**STORED DATA:**
----

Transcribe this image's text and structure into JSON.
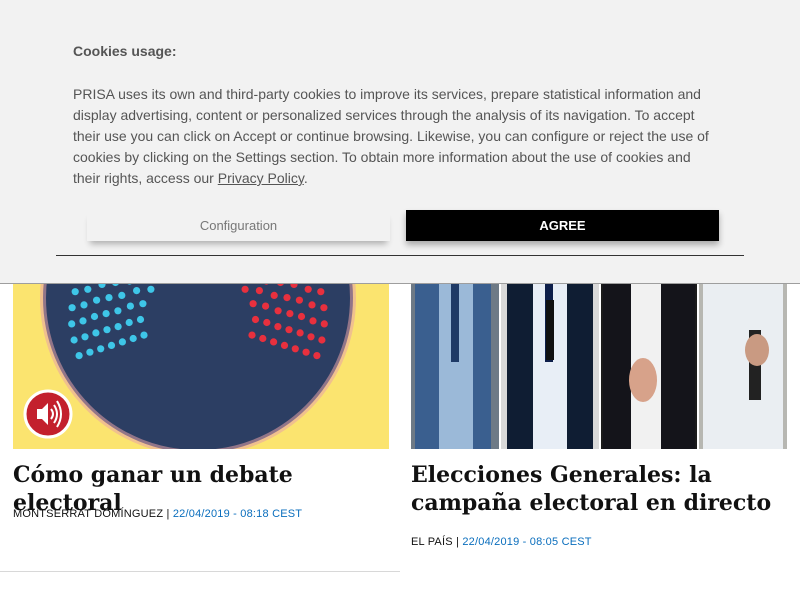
{
  "cookie_banner": {
    "title": "Cookies usage:",
    "text": "PRISA uses its own and third-party cookies to improve its services, prepare statistical information and display advertising, content or personalized services through the analysis of its navigation. To accept their use you can click on Accept or continue browsing. Likewise, you can configure or reject the use of cookies by clicking on the Settings section. To obtain more information about the use of cookies and their rights, access our ",
    "privacy_link": "Privacy Policy",
    "text_end": ".",
    "config_button": "Configuration",
    "agree_button": "AGREE"
  },
  "articles": [
    {
      "headline": "Cómo ganar un debate electoral",
      "author": "Montserrat Domínguez",
      "separator": "|",
      "date": "22/04/2019 - 08:18 CEST",
      "media_icon": "speaker-icon"
    },
    {
      "headline": "Elecciones Generales: la campaña electoral en directo",
      "author": "El País",
      "separator": "|",
      "date": "22/04/2019 - 08:05 CEST"
    }
  ],
  "colors": {
    "banner_bg": "#f2f2f2",
    "agree_bg": "#000000",
    "link_blue": "#0a6ebd",
    "illustration_yellow": "#fbe46f",
    "illustration_navy": "#2c3e63"
  }
}
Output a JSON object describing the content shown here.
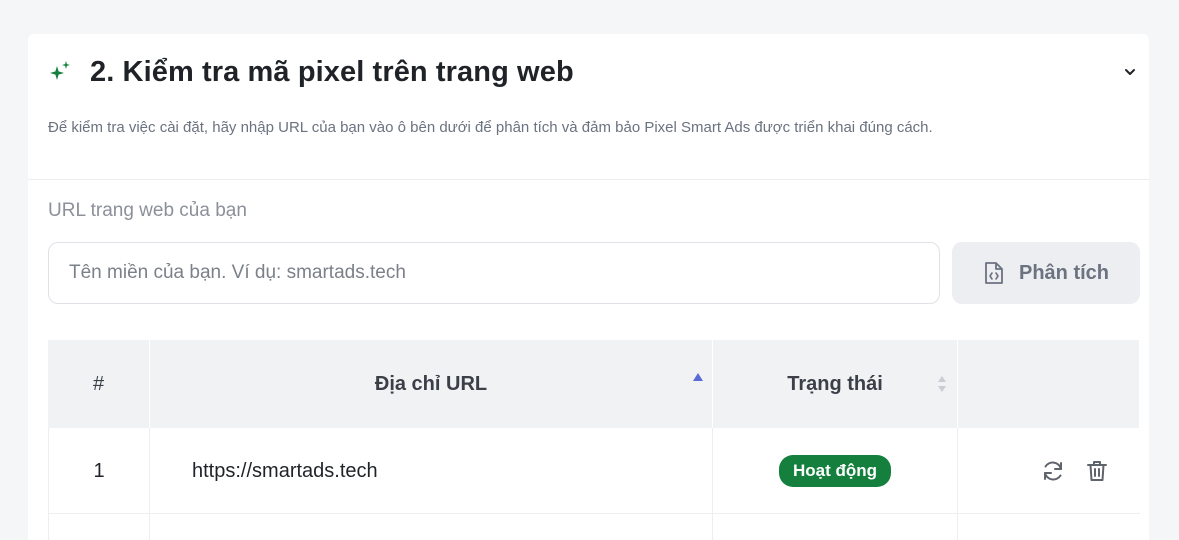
{
  "section": {
    "title": "2. Kiểm tra mã pixel trên trang web",
    "description": "Để kiểm tra việc cài đặt, hãy nhập URL của bạn vào ô bên dưới để phân tích và đảm bảo Pixel Smart Ads được triển khai đúng cách."
  },
  "form": {
    "label": "URL trang web của bạn",
    "input_value": "",
    "input_placeholder": "Tên miền của bạn. Ví dụ: smartads.tech",
    "analyze_label": "Phân tích"
  },
  "table": {
    "columns": [
      "#",
      "Địa chỉ URL",
      "Trạng thái",
      ""
    ],
    "rows": [
      {
        "index": "1",
        "url": "https://smartads.tech",
        "status": "Hoạt động"
      }
    ]
  },
  "colors": {
    "accent_green": "#15803d",
    "sort_active": "#5b6bd6"
  },
  "icons": {
    "title": "sparkle-icon",
    "collapse": "chevron-down-icon",
    "analyze": "file-code-icon",
    "sort_url": "sort-asc-icon",
    "sort_status": "sort-both-icon",
    "row_refresh": "refresh-icon",
    "row_delete": "trash-icon"
  }
}
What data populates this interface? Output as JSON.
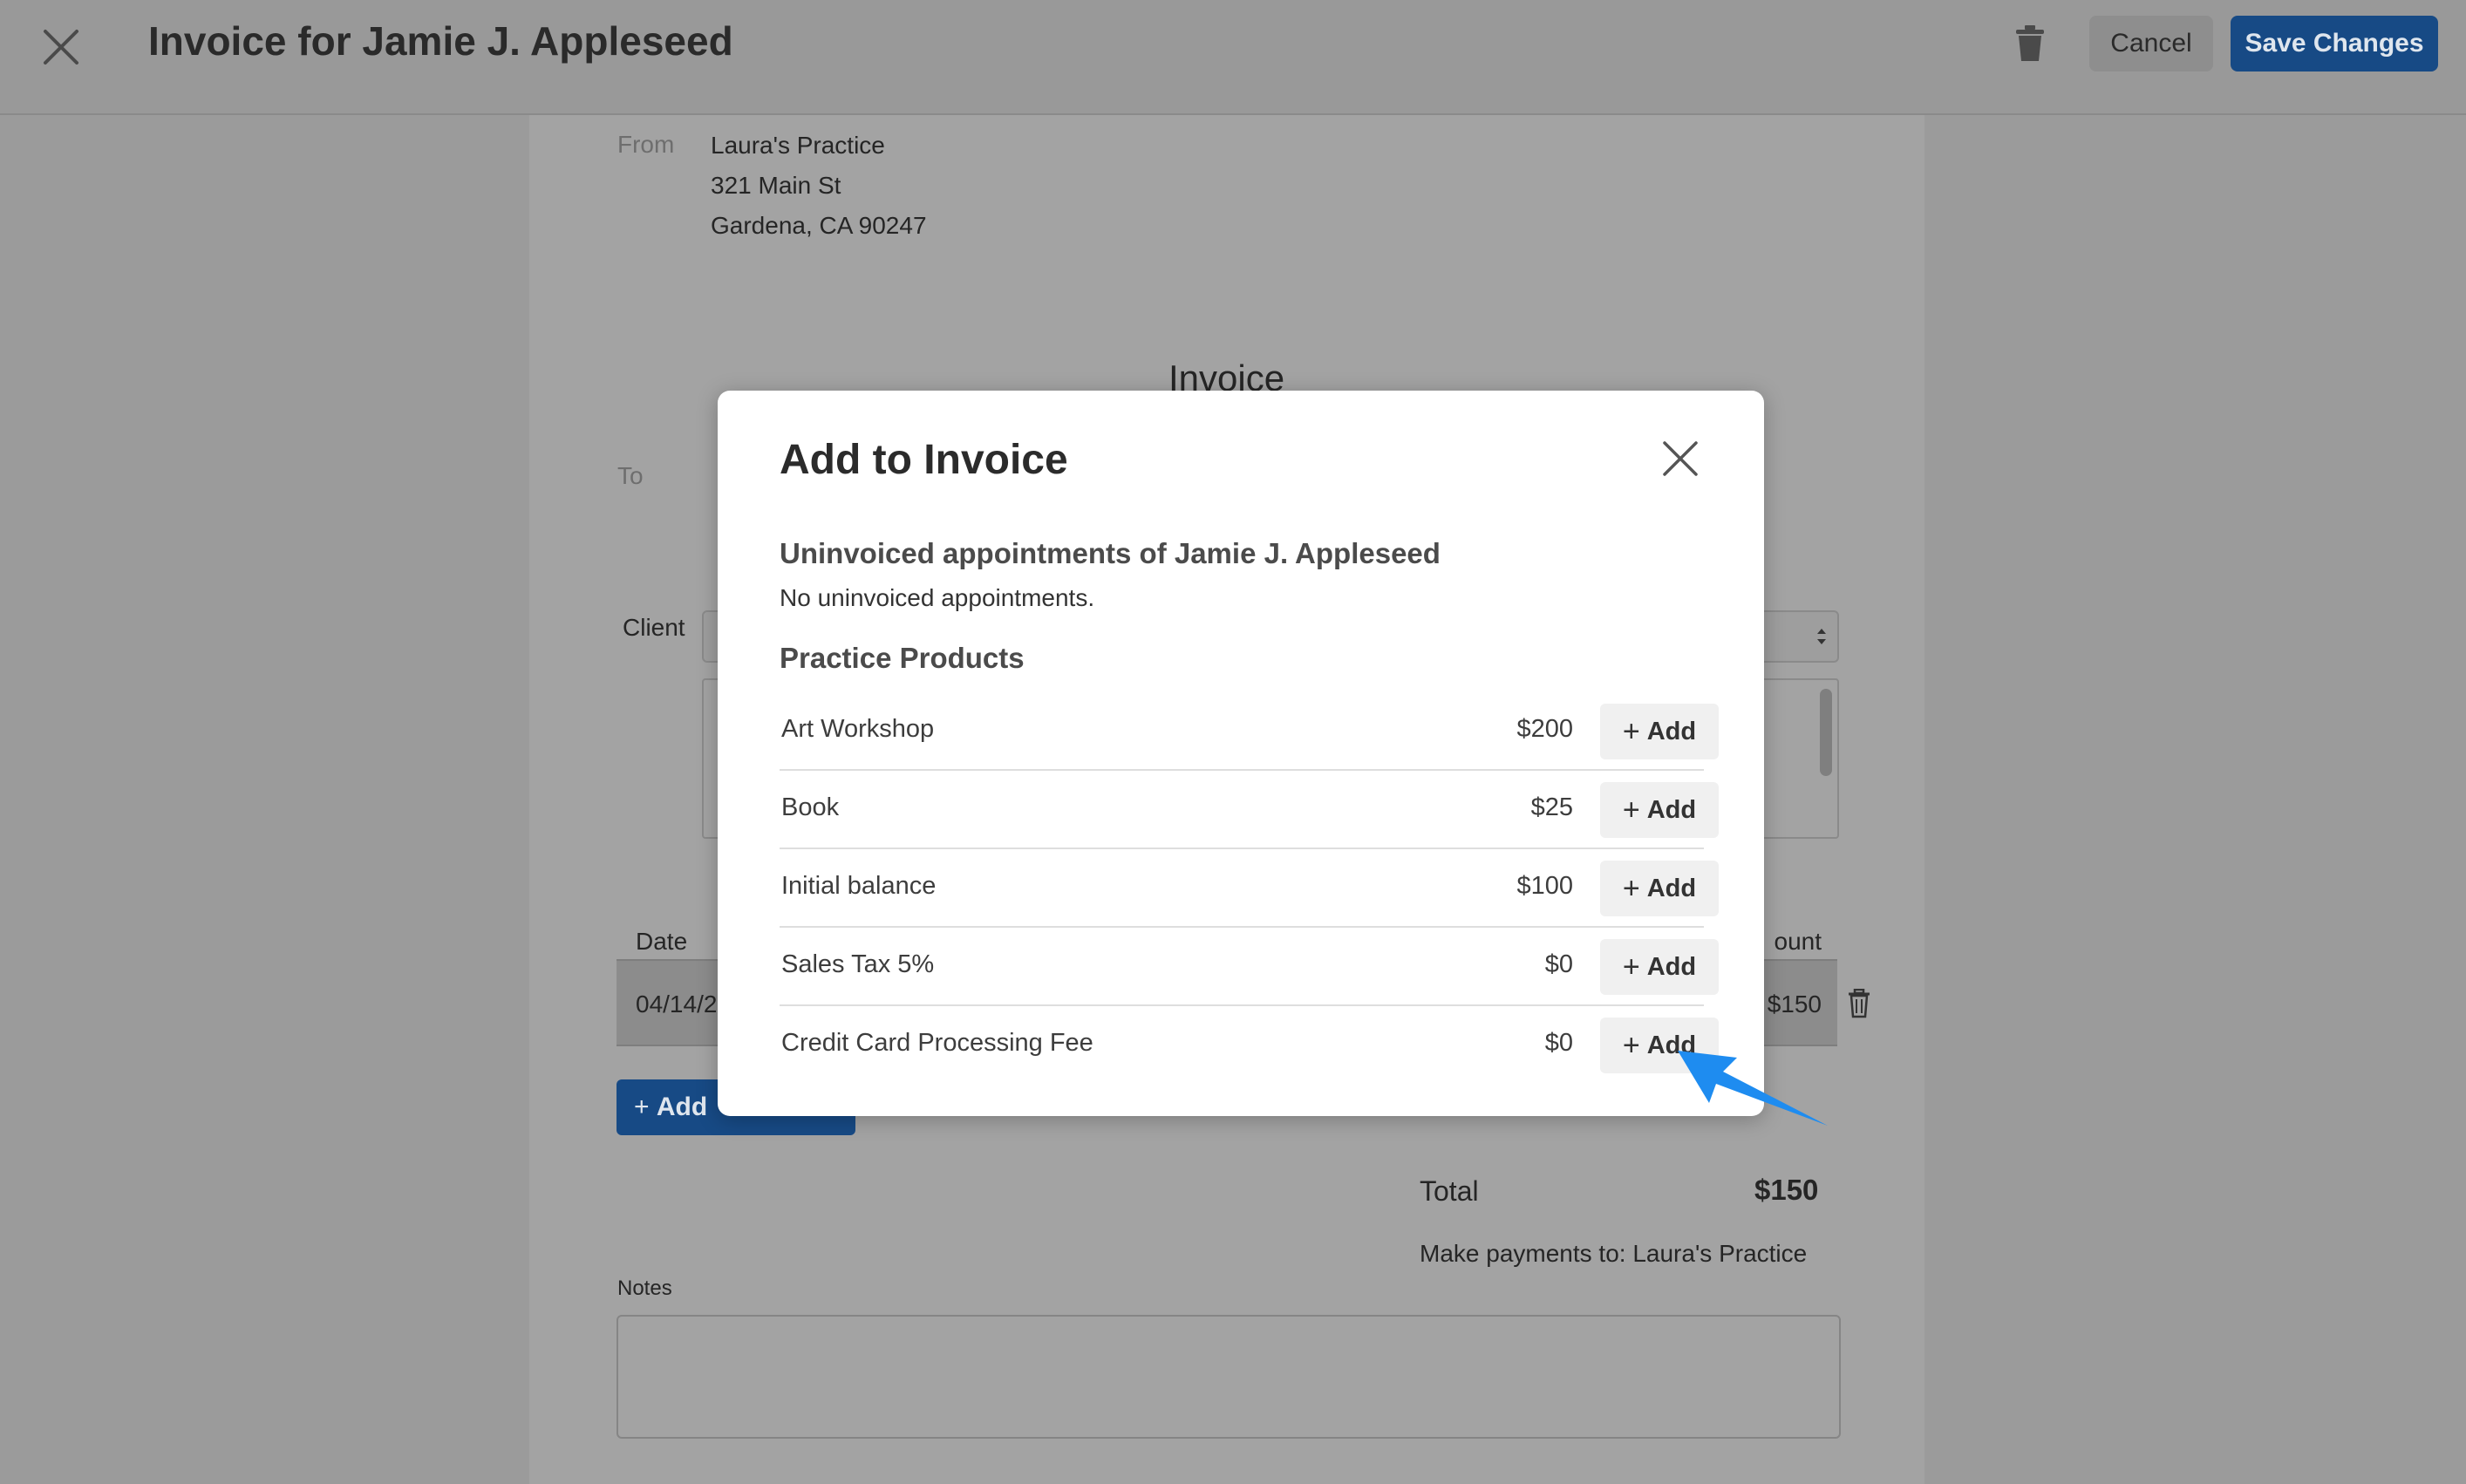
{
  "header": {
    "title": "Invoice for Jamie J. Appleseed",
    "cancel_label": "Cancel",
    "save_label": "Save Changes"
  },
  "invoice": {
    "from_label": "From",
    "from_lines": [
      "Laura's Practice",
      "321 Main St",
      "Gardena, CA 90247"
    ],
    "heading": "Invoice",
    "to_label": "To",
    "client_label": "Client",
    "table_headers": {
      "date": "Date",
      "amount": "ount"
    },
    "row": {
      "date": "04/14/2",
      "amount": "$150"
    },
    "add_line_label": "Add",
    "total_label": "Total",
    "total_value": "$150",
    "payment_note": "Make payments to: Laura's Practice",
    "notes_label": "Notes"
  },
  "modal": {
    "title": "Add to Invoice",
    "appointments_heading": "Uninvoiced appointments of Jamie J. Appleseed",
    "appointments_note": "No uninvoiced appointments.",
    "products_heading": "Practice Products",
    "add_label": "Add",
    "products": [
      {
        "name": "Art Workshop",
        "price": "$200"
      },
      {
        "name": "Book",
        "price": "$25"
      },
      {
        "name": "Initial balance",
        "price": "$100"
      },
      {
        "name": "Sales Tax 5%",
        "price": "$0"
      },
      {
        "name": "Credit Card Processing Fee",
        "price": "$0"
      }
    ]
  },
  "colors": {
    "primary_button": "#174a85",
    "overlay": "#9b9b9b",
    "pointer_arrow": "#1e8cf0"
  },
  "icons": [
    "close-icon",
    "trash-icon",
    "plus-icon",
    "select-arrows-icon",
    "pointer-arrow-icon"
  ]
}
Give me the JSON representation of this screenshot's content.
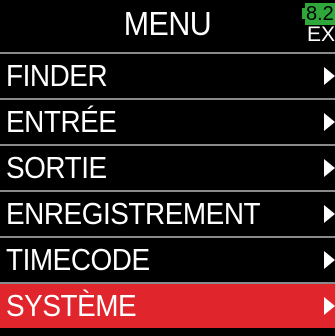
{
  "header": {
    "title": "MENU",
    "battery": {
      "level_text": "8.2",
      "source": "EXT",
      "color": "#2ea83a"
    }
  },
  "menu": {
    "items": [
      {
        "label": "FINDER",
        "selected": false
      },
      {
        "label": "ENTRÉE",
        "selected": false
      },
      {
        "label": "SORTIE",
        "selected": false
      },
      {
        "label": "ENREGISTREMENT",
        "selected": false
      },
      {
        "label": "TIMECODE",
        "selected": false
      },
      {
        "label": "SYSTÈME",
        "selected": true
      }
    ],
    "selected_color": "#e0262c",
    "arrow_icon": "chevron-right-icon"
  }
}
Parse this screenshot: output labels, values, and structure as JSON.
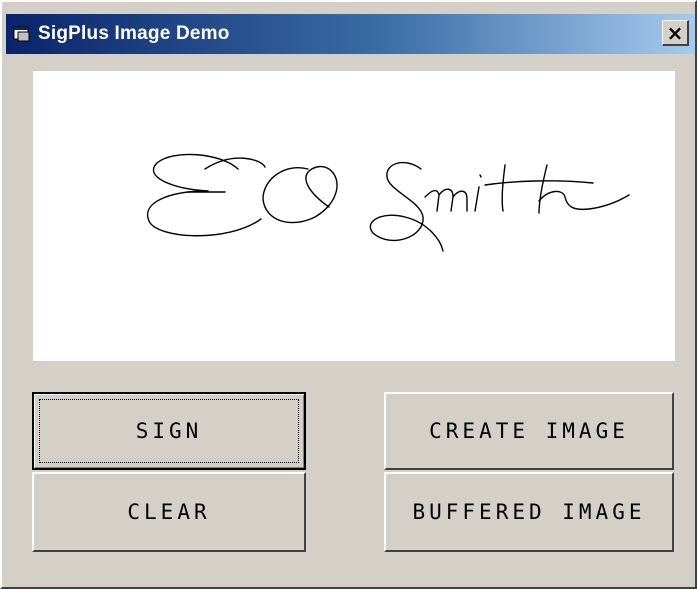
{
  "window": {
    "title": "SigPlus Image Demo",
    "close_label": "×",
    "app_icon": "app-window-icon",
    "close_icon": "close-icon"
  },
  "signature": {
    "text": "EO Smith"
  },
  "buttons": {
    "sign": "SIGN",
    "clear": "CLEAR",
    "create_image": "CREATE IMAGE",
    "buffered_image": "BUFFERED IMAGE"
  },
  "colors": {
    "face": "#d4d0c8",
    "titlebar_start": "#0a246a",
    "titlebar_end": "#a6caf0",
    "ink": "#000000"
  }
}
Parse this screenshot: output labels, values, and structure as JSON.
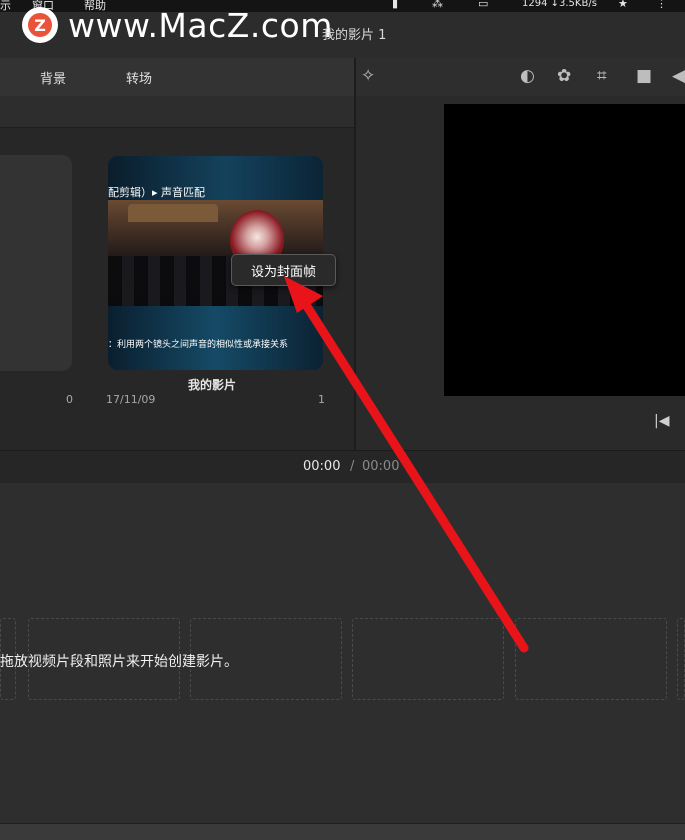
{
  "menubar": {
    "items": [
      "示",
      "窗口",
      "帮助"
    ],
    "network_stats": "1294 ↓3.5KB/s"
  },
  "watermark": {
    "badge": "Z",
    "text": "www.MacZ.com"
  },
  "window": {
    "title": "我的影片 1"
  },
  "tabs": [
    {
      "label": "背景"
    },
    {
      "label": "转场"
    }
  ],
  "browser": {
    "left_card_count": "0",
    "movie": {
      "thumbnail_caption_top": "配剪辑）▸ 声音匹配",
      "thumbnail_caption_bottom": "：利用两个镜头之间声音的相似性或承接关系",
      "title": "我的影片",
      "date": "17/11/09",
      "count": "1"
    },
    "tooltip": "设为封面帧"
  },
  "viewer": {
    "tool_icons": [
      "magic-wand-icon",
      "color-balance-icon",
      "color-correction-icon",
      "crop-icon",
      "stabilization-icon",
      "volume-icon"
    ],
    "preview_color": "#000000"
  },
  "timecode": {
    "current": "00:00",
    "separator": "/",
    "total": "00:00"
  },
  "timeline": {
    "hint": "拖放视频片段和照片来开始创建影片。"
  },
  "annotation": {
    "arrow_color": "#e8141a"
  }
}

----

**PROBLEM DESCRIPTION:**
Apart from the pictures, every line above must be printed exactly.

**SOLUTION:**
Transcribe this image's text and structure into JSON.
{
  "cookie_banner": {
    "title": "Cookies usage:",
    "text": "PRISA uses its own and third-party cookies to improve its services, prepare statistical information and display advertising, content or personalized services through the analysis of its navigation. To accept their use you can click on Accept or continue browsing. Likewise, you can configure or reject the use of cookies by clicking on the Settings section. To obtain more information about the use of cookies and their rights, access our ",
    "privacy_link": "Privacy Policy",
    "text_end": ".",
    "config_button": "Configuration",
    "agree_button": "AGREE"
  },
  "articles": [
    {
      "headline": "Cómo ganar un debate electoral",
      "author": "Montserrat Domínguez",
      "separator": "|",
      "date": "22/04/2019 - 08:18 CEST",
      "media_icon": "speaker-icon"
    },
    {
      "headline": "Elecciones Generales: la campaña electoral en directo",
      "author": "El País",
      "separator": "|",
      "date": "22/04/2019 - 08:05 CEST"
    }
  ],
  "colors": {
    "banner_bg": "#f2f2f2",
    "agree_bg": "#000000",
    "link_blue": "#0a6ebd",
    "illustration_yellow": "#fbe46f",
    "illustration_navy": "#2c3e63"
  }
}
Output a JSON object describing the content shown here.
{
  "section": {
    "title": "2. Kiểm tra mã pixel trên trang web",
    "description": "Để kiểm tra việc cài đặt, hãy nhập URL của bạn vào ô bên dưới để phân tích và đảm bảo Pixel Smart Ads được triển khai đúng cách."
  },
  "form": {
    "label": "URL trang web của bạn",
    "input_value": "",
    "input_placeholder": "Tên miền của bạn. Ví dụ: smartads.tech",
    "analyze_label": "Phân tích"
  },
  "table": {
    "columns": [
      "#",
      "Địa chỉ URL",
      "Trạng thái",
      ""
    ],
    "rows": [
      {
        "index": "1",
        "url": "https://smartads.tech",
        "status": "Hoạt động"
      }
    ]
  },
  "colors": {
    "accent_green": "#15803d",
    "sort_active": "#5b6bd6"
  },
  "icons": {
    "title": "sparkle-icon",
    "collapse": "chevron-down-icon",
    "analyze": "file-code-icon",
    "sort_url": "sort-asc-icon",
    "sort_status": "sort-both-icon",
    "row_refresh": "refresh-icon",
    "row_delete": "trash-icon"
  }
}
What data populates this interface? Output as JSON.
{
  "header": {
    "title": "Invoice for Jamie J. Appleseed",
    "cancel_label": "Cancel",
    "save_label": "Save Changes"
  },
  "invoice": {
    "from_label": "From",
    "from_lines": [
      "Laura's Practice",
      "321 Main St",
      "Gardena, CA 90247"
    ],
    "heading": "Invoice",
    "to_label": "To",
    "client_label": "Client",
    "table_headers": {
      "date": "Date",
      "amount": "ount"
    },
    "row": {
      "date": "04/14/2",
      "amount": "$150"
    },
    "add_line_label": "Add",
    "total_label": "Total",
    "total_value": "$150",
    "payment_note": "Make payments to: Laura's Practice",
    "notes_label": "Notes"
  },
  "modal": {
    "title": "Add to Invoice",
    "appointments_heading": "Uninvoiced appointments of Jamie J. Appleseed",
    "appointments_note": "No uninvoiced appointments.",
    "products_heading": "Practice Products",
    "add_label": "Add",
    "products": [
      {
        "name": "Art Workshop",
        "price": "$200"
      },
      {
        "name": "Book",
        "price": "$25"
      },
      {
        "name": "Initial balance",
        "price": "$100"
      },
      {
        "name": "Sales Tax 5%",
        "price": "$0"
      },
      {
        "name": "Credit Card Processing Fee",
        "price": "$0"
      }
    ]
  },
  "colors": {
    "primary_button": "#174a85",
    "overlay": "#9b9b9b",
    "pointer_arrow": "#1e8cf0"
  },
  "icons": [
    "close-icon",
    "trash-icon",
    "plus-icon",
    "select-arrows-icon",
    "pointer-arrow-icon"
  ]
}
Give me the JSON representation of this screenshot's content.
{
  "header": {
    "title": "MENU",
    "battery": {
      "level_text": "8.2",
      "source": "EXT",
      "color": "#2ea83a"
    }
  },
  "menu": {
    "items": [
      {
        "label": "FINDER",
        "selected": false
      },
      {
        "label": "ENTRÉE",
        "selected": false
      },
      {
        "label": "SORTIE",
        "selected": false
      },
      {
        "label": "ENREGISTREMENT",
        "selected": false
      },
      {
        "label": "TIMECODE",
        "selected": false
      },
      {
        "label": "SYSTÈME",
        "selected": true
      }
    ],
    "selected_color": "#e0262c",
    "arrow_icon": "chevron-right-icon"
  }
}
Parse this screenshot: output labels, values, and structure as JSON.
{
  "window": {
    "title": "SigPlus Image Demo",
    "close_label": "×",
    "app_icon": "app-window-icon",
    "close_icon": "close-icon"
  },
  "signature": {
    "text": "EO Smith"
  },
  "buttons": {
    "sign": "SIGN",
    "clear": "CLEAR",
    "create_image": "CREATE IMAGE",
    "buffered_image": "BUFFERED IMAGE"
  },
  "colors": {
    "face": "#d4d0c8",
    "titlebar_start": "#0a246a",
    "titlebar_end": "#a6caf0",
    "ink": "#000000"
  }
}
Parse this screenshot: output labels, values, and structure as JSON.
{
  "menubar": {
    "items": [
      "示",
      "窗口",
      "帮助"
    ],
    "network_stats": "1294 ↓3.5KB/s"
  },
  "watermark": {
    "badge": "Z",
    "text": "www.MacZ.com"
  },
  "window": {
    "title": "我的影片 1"
  },
  "tabs": [
    {
      "label": "背景"
    },
    {
      "label": "转场"
    }
  ],
  "browser": {
    "left_card_count": "0",
    "movie": {
      "thumbnail_caption_top": "配剪辑）▸ 声音匹配",
      "thumbnail_caption_bottom": "：利用两个镜头之间声音的相似性或承接关系",
      "title": "我的影片",
      "date": "17/11/09",
      "count": "1"
    },
    "tooltip": "设为封面帧"
  },
  "viewer": {
    "tool_icons": [
      "magic-wand-icon",
      "color-balance-icon",
      "color-correction-icon",
      "crop-icon",
      "stabilization-icon",
      "volume-icon"
    ],
    "preview_color": "#000000"
  },
  "timecode": {
    "current": "00:00",
    "separator": "/",
    "total": "00:00"
  },
  "timeline": {
    "hint": "拖放视频片段和照片来开始创建影片。"
  },
  "annotation": {
    "arrow_color": "#e8141a"
  }
}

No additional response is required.